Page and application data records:
○ ○ ○ ○ ○

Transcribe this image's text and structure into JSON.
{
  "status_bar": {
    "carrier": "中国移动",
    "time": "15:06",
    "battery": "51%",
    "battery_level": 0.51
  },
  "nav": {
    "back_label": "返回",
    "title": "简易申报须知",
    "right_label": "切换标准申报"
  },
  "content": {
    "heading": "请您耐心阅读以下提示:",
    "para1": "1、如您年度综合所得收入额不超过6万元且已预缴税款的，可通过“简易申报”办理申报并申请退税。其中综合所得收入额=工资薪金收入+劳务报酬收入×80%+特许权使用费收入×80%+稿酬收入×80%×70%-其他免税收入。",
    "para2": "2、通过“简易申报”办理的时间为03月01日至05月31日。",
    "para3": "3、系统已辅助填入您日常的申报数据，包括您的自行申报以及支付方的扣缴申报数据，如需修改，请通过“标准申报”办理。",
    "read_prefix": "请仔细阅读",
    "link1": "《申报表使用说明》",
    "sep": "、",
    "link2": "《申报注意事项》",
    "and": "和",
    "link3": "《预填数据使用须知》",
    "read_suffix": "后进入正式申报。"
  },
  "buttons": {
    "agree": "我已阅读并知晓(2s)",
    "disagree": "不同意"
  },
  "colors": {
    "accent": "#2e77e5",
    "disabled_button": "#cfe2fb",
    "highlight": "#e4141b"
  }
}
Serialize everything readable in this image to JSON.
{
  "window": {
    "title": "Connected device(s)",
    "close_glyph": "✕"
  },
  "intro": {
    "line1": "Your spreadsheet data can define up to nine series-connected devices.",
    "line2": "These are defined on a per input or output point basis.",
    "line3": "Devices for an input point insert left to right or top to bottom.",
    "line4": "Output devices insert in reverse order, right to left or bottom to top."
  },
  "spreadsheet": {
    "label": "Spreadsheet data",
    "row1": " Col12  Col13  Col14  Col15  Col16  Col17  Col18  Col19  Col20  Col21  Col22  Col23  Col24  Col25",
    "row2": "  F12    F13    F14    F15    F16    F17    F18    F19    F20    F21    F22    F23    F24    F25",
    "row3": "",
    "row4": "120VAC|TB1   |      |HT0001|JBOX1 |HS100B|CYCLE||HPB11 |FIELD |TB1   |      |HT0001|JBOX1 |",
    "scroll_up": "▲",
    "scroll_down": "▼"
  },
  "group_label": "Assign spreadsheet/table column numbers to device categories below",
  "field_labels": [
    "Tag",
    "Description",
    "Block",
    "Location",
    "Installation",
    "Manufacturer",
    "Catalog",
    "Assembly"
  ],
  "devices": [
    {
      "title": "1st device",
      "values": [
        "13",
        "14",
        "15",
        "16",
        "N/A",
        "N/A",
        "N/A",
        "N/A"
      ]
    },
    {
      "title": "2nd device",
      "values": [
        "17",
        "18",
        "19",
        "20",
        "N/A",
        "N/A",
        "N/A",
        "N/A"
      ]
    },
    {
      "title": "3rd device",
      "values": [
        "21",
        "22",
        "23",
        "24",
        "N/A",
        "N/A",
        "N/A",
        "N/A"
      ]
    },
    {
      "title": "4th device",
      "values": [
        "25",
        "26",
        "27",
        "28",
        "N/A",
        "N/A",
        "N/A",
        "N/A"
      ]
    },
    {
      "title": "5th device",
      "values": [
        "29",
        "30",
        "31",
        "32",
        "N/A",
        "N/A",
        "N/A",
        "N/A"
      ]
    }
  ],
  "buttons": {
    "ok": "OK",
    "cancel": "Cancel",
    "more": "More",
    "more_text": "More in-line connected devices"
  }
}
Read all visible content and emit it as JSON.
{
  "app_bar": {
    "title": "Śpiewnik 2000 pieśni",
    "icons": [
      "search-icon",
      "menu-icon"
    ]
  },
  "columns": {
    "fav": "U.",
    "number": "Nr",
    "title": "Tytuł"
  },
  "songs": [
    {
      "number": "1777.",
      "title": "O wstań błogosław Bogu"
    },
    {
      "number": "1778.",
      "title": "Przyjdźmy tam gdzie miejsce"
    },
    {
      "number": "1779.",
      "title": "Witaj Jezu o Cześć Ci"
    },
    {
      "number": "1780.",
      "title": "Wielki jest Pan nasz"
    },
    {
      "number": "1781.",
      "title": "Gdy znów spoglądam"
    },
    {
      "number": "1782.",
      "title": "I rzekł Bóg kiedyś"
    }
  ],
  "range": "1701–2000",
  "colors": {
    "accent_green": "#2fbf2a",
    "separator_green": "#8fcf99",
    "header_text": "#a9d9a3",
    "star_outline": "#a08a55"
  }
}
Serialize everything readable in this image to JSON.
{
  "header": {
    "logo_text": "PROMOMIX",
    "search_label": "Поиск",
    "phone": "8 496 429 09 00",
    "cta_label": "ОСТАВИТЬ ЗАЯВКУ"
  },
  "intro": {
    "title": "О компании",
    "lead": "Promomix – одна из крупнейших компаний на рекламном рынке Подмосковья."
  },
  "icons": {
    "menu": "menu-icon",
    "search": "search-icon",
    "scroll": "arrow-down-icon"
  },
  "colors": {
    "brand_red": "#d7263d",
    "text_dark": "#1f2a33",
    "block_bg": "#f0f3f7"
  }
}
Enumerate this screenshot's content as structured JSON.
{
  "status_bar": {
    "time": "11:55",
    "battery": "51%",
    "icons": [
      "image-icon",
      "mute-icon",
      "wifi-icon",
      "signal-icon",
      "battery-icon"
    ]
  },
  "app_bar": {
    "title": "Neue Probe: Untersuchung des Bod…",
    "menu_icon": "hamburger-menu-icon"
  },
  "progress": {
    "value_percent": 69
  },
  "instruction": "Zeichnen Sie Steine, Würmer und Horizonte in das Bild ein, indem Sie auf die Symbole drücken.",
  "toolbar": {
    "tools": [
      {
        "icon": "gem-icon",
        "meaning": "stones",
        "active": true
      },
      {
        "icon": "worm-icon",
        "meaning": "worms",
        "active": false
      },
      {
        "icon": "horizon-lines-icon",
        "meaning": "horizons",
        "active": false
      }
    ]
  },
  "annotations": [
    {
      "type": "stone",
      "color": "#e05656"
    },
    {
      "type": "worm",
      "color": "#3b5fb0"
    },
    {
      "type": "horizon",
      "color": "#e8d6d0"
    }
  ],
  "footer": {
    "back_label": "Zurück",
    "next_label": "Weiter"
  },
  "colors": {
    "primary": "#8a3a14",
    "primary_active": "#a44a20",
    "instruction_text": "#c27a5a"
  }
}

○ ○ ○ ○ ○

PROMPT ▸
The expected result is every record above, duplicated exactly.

RESPONSE BOX ▸
Transcribe this image's text and structure into JSON.
{
  "status_bar": {
    "carrier": "中国移动",
    "time": "15:06",
    "battery": "51%",
    "battery_level": 0.51
  },
  "nav": {
    "back_label": "返回",
    "title": "简易申报须知",
    "right_label": "切换标准申报"
  },
  "content": {
    "heading": "请您耐心阅读以下提示:",
    "para1": "1、如您年度综合所得收入额不超过6万元且已预缴税款的，可通过“简易申报”办理申报并申请退税。其中综合所得收入额=工资薪金收入+劳务报酬收入×80%+特许权使用费收入×80%+稿酬收入×80%×70%-其他免税收入。",
    "para2": "2、通过“简易申报”办理的时间为03月01日至05月31日。",
    "para3": "3、系统已辅助填入您日常的申报数据，包括您的自行申报以及支付方的扣缴申报数据，如需修改，请通过“标准申报”办理。",
    "read_prefix": "请仔细阅读",
    "link1": "《申报表使用说明》",
    "sep": "、",
    "link2": "《申报注意事项》",
    "and": "和",
    "link3": "《预填数据使用须知》",
    "read_suffix": "后进入正式申报。"
  },
  "buttons": {
    "agree": "我已阅读并知晓(2s)",
    "disagree": "不同意"
  },
  "colors": {
    "accent": "#2e77e5",
    "disabled_button": "#cfe2fb",
    "highlight": "#e4141b"
  }
}
Serialize everything readable in this image to JSON.
{
  "window": {
    "title": "Connected device(s)",
    "close_glyph": "✕"
  },
  "intro": {
    "line1": "Your spreadsheet data can define up to nine series-connected devices.",
    "line2": "These are defined on a per input or output point basis.",
    "line3": "Devices for an input point insert left to right or top to bottom.",
    "line4": "Output devices insert in reverse order, right to left or bottom to top."
  },
  "spreadsheet": {
    "label": "Spreadsheet data",
    "row1": " Col12  Col13  Col14  Col15  Col16  Col17  Col18  Col19  Col20  Col21  Col22  Col23  Col24  Col25",
    "row2": "  F12    F13    F14    F15    F16    F17    F18    F19    F20    F21    F22    F23    F24    F25",
    "row3": "",
    "row4": "120VAC|TB1   |      |HT0001|JBOX1 |HS100B|CYCLE||HPB11 |FIELD |TB1   |      |HT0001|JBOX1 |",
    "scroll_up": "▲",
    "scroll_down": "▼"
  },
  "group_label": "Assign spreadsheet/table column numbers to device categories below",
  "field_labels": [
    "Tag",
    "Description",
    "Block",
    "Location",
    "Installation",
    "Manufacturer",
    "Catalog",
    "Assembly"
  ],
  "devices": [
    {
      "title": "1st device",
      "values": [
        "13",
        "14",
        "15",
        "16",
        "N/A",
        "N/A",
        "N/A",
        "N/A"
      ]
    },
    {
      "title": "2nd device",
      "values": [
        "17",
        "18",
        "19",
        "20",
        "N/A",
        "N/A",
        "N/A",
        "N/A"
      ]
    },
    {
      "title": "3rd device",
      "values": [
        "21",
        "22",
        "23",
        "24",
        "N/A",
        "N/A",
        "N/A",
        "N/A"
      ]
    },
    {
      "title": "4th device",
      "values": [
        "25",
        "26",
        "27",
        "28",
        "N/A",
        "N/A",
        "N/A",
        "N/A"
      ]
    },
    {
      "title": "5th device",
      "values": [
        "29",
        "30",
        "31",
        "32",
        "N/A",
        "N/A",
        "N/A",
        "N/A"
      ]
    }
  ],
  "buttons": {
    "ok": "OK",
    "cancel": "Cancel",
    "more": "More",
    "more_text": "More in-line connected devices"
  }
}
Read all visible content and emit it as JSON.
{
  "app_bar": {
    "title": "Śpiewnik 2000 pieśni",
    "icons": [
      "search-icon",
      "menu-icon"
    ]
  },
  "columns": {
    "fav": "U.",
    "number": "Nr",
    "title": "Tytuł"
  },
  "songs": [
    {
      "number": "1777.",
      "title": "O wstań błogosław Bogu"
    },
    {
      "number": "1778.",
      "title": "Przyjdźmy tam gdzie miejsce"
    },
    {
      "number": "1779.",
      "title": "Witaj Jezu o Cześć Ci"
    },
    {
      "number": "1780.",
      "title": "Wielki jest Pan nasz"
    },
    {
      "number": "1781.",
      "title": "Gdy znów spoglądam"
    },
    {
      "number": "1782.",
      "title": "I rzekł Bóg kiedyś"
    }
  ],
  "range": "1701–2000",
  "colors": {
    "accent_green": "#2fbf2a",
    "separator_green": "#8fcf99",
    "header_text": "#a9d9a3",
    "star_outline": "#a08a55"
  }
}
Serialize everything readable in this image to JSON.
{
  "header": {
    "logo_text": "PROMOMIX",
    "search_label": "Поиск",
    "phone": "8 496 429 09 00",
    "cta_label": "ОСТАВИТЬ ЗАЯВКУ"
  },
  "intro": {
    "title": "О компании",
    "lead": "Promomix – одна из крупнейших компаний на рекламном рынке Подмосковья."
  },
  "icons": {
    "menu": "menu-icon",
    "search": "search-icon",
    "scroll": "arrow-down-icon"
  },
  "colors": {
    "brand_red": "#d7263d",
    "text_dark": "#1f2a33",
    "block_bg": "#f0f3f7"
  }
}
Enumerate this screenshot's content as structured JSON.
{
  "status_bar": {
    "time": "11:55",
    "battery": "51%",
    "icons": [
      "image-icon",
      "mute-icon",
      "wifi-icon",
      "signal-icon",
      "battery-icon"
    ]
  },
  "app_bar": {
    "title": "Neue Probe: Untersuchung des Bod…",
    "menu_icon": "hamburger-menu-icon"
  },
  "progress": {
    "value_percent": 69
  },
  "instruction": "Zeichnen Sie Steine, Würmer und Horizonte in das Bild ein, indem Sie auf die Symbole drücken.",
  "toolbar": {
    "tools": [
      {
        "icon": "gem-icon",
        "meaning": "stones",
        "active": true
      },
      {
        "icon": "worm-icon",
        "meaning": "worms",
        "active": false
      },
      {
        "icon": "horizon-lines-icon",
        "meaning": "horizons",
        "active": false
      }
    ]
  },
  "annotations": [
    {
      "type": "stone",
      "color": "#e05656"
    },
    {
      "type": "worm",
      "color": "#3b5fb0"
    },
    {
      "type": "horizon",
      "color": "#e8d6d0"
    }
  ],
  "footer": {
    "back_label": "Zurück",
    "next_label": "Weiter"
  },
  "colors": {
    "primary": "#8a3a14",
    "primary_active": "#a44a20",
    "instruction_text": "#c27a5a"
  }
}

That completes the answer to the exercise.